Your COPD group is determined by an assessment of your symptoms. An assessment describes your range from mild to severe and your risk of having a flare-up. This risk is measured by the number of past flare-ups you’ve experienced. If you have experienced no flare-ups in the previous year, you would be classified as low. If you have experienced only one flare-up but did not require medical attention, you would still be considered low. If you have been treated in the hospital within the last year due to a flare-up, you would be classified as high-risk. An individual who experiences two or more flare-ups within a year, even without hospitalization, would be considered high-risk as well. Groups are categorized as:
- Group A: low risk, fewer symptoms
- Group B: low risk, more symptoms
- Group C: High risk, fewer symptoms
- Group D: High risk, more symptoms
- Stage 1: Mild – Common for there to be no noticeable symptoms.
- Stage 2: Moderate – You may suffer from persistent coughing and phlegm, an increase in shortness of breath, fatigue, or wheezing.
- Stage 3: Severe – Symptoms you had earlier progressed and worsened. Flare-ups occur more often than they did previously. You may experience more respiratory infections. Chest tightness and wheezing are not uncommon when performing day-to-day tasks. Swelling in ankles, feet, and legs may also be present.

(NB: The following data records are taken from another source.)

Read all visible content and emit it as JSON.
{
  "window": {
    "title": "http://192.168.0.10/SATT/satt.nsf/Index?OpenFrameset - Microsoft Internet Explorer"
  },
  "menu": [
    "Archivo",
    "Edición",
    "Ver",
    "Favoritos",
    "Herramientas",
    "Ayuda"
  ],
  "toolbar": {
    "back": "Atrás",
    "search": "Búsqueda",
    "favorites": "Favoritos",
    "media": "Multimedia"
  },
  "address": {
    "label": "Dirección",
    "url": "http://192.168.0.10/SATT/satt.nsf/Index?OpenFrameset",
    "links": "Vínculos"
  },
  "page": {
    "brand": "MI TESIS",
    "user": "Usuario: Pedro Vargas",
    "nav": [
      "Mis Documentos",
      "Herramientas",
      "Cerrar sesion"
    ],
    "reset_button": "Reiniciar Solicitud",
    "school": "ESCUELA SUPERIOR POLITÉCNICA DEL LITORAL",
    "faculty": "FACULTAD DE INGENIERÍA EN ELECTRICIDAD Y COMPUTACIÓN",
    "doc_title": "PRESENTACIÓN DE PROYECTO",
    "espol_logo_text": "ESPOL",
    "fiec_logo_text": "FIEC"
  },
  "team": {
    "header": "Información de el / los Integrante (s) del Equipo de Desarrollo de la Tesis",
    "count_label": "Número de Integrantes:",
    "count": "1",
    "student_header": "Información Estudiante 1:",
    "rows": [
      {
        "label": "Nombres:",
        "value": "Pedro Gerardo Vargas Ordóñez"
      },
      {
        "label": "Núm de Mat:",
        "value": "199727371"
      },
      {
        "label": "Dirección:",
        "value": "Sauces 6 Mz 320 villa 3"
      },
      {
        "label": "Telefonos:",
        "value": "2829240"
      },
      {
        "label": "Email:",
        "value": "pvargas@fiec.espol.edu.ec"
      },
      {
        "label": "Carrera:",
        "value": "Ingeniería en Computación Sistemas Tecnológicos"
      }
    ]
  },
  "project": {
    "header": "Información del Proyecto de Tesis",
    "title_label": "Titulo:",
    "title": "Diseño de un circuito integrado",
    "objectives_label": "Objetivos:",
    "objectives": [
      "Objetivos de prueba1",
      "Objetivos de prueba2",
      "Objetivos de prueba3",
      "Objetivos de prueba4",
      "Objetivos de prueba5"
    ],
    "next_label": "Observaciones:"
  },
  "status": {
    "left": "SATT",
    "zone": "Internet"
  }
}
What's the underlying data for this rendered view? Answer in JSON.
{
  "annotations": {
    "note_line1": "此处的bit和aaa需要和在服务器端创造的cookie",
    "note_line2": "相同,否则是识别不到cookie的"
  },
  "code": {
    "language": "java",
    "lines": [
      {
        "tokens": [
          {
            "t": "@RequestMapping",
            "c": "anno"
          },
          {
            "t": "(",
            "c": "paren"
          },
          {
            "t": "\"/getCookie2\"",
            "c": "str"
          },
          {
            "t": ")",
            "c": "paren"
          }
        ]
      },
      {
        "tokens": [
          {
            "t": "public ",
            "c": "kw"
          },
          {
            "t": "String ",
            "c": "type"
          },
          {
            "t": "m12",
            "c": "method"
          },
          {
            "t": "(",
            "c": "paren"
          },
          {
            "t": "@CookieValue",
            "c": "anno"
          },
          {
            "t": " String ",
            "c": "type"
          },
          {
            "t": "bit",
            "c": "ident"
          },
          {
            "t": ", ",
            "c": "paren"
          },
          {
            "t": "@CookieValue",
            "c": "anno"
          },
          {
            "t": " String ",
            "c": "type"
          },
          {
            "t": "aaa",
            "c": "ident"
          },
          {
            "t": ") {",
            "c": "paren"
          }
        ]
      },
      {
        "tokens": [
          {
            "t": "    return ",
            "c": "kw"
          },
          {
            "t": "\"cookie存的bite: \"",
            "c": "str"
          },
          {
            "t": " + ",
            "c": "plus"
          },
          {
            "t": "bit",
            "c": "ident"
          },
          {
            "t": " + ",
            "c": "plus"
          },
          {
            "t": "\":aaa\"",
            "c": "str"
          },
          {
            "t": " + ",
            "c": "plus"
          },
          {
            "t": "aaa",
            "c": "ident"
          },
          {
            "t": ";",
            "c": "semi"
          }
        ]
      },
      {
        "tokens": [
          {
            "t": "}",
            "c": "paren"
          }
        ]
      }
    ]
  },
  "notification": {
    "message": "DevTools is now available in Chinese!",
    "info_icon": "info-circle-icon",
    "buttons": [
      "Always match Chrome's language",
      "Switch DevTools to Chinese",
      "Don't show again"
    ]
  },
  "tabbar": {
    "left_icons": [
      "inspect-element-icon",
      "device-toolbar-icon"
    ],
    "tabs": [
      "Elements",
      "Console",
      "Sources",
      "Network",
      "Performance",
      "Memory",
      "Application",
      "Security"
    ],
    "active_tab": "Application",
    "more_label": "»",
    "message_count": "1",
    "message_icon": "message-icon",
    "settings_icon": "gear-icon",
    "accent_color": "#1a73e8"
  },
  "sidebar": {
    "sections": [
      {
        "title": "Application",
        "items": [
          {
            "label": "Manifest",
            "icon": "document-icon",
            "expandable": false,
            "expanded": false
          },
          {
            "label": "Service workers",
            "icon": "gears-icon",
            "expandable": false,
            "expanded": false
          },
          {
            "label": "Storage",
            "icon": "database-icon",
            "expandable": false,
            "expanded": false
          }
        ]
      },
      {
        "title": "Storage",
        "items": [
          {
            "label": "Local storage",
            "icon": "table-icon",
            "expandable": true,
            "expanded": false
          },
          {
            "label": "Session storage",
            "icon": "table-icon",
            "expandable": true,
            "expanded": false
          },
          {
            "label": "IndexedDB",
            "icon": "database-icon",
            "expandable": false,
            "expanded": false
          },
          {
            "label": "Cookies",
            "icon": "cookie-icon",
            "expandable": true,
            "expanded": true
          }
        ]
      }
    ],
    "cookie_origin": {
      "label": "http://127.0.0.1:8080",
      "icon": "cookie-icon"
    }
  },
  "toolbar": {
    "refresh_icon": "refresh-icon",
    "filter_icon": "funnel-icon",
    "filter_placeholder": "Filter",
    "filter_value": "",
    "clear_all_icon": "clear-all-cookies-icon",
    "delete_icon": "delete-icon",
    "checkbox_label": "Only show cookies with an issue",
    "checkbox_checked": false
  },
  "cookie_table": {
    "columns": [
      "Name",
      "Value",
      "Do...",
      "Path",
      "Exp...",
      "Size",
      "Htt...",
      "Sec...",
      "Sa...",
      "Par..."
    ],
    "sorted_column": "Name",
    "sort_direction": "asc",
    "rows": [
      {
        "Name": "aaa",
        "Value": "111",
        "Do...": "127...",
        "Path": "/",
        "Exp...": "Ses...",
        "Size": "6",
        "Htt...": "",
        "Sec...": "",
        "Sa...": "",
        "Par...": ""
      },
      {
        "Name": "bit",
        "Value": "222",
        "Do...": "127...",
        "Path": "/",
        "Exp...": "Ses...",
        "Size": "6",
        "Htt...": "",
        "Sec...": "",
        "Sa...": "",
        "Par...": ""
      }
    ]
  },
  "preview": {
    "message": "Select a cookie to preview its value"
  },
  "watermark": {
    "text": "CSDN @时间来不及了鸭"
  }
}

- Stage 4: Very Severe or End Stage – Stage 3 symptoms intensify and become more constant. Simple breathing takes effort. Flare-ups may become more severe and frequent. You may experience crackling when you breathe, increased heart rate, weight loss, or pulmonary hypertension.
How is COPD Treated?
COPD treatment is primarily symptom management. Common symptom management treatments include:
- Bronchodilators (inhalers)
- Anti-inflammatory medications
COPD treatment is something you and your doctor will discuss and decide on together. There is no cure for COPD; however, no cure is not indicative of a shorter lifespan. If appropriately managed and lifestyle changes are implemented, an individual with COPD can still live a long and full life. Treatment is intended to slow the rate of progression and manage the unpleasant symptoms associated with COPD. If you or a loved one have experienced any of the stated symptoms and may be concerned that you may be suffering from COPD, speak to your doctor. Early intervention could mean more effective treatment and slower progression.
Ambrosino, N. & Bertella, E. (2018). Lifestyle interventions in prevention and comprehensive management of COPD.
American Lung Association. (2021). COPD Causes and Risk Factors.
Centers for Disease Control and Prevention. (2021). COPD.
Cleveland Clinic. (2022). Chronic Obstructive Pulmonary Disease (COPD).
COPD Foundation. (2020). Stages of COPD.
COPD Foundation. (2020). What Causes COPD?
Global Allergy and Airways Patient Pathway. (2021). Four Stages of COPD.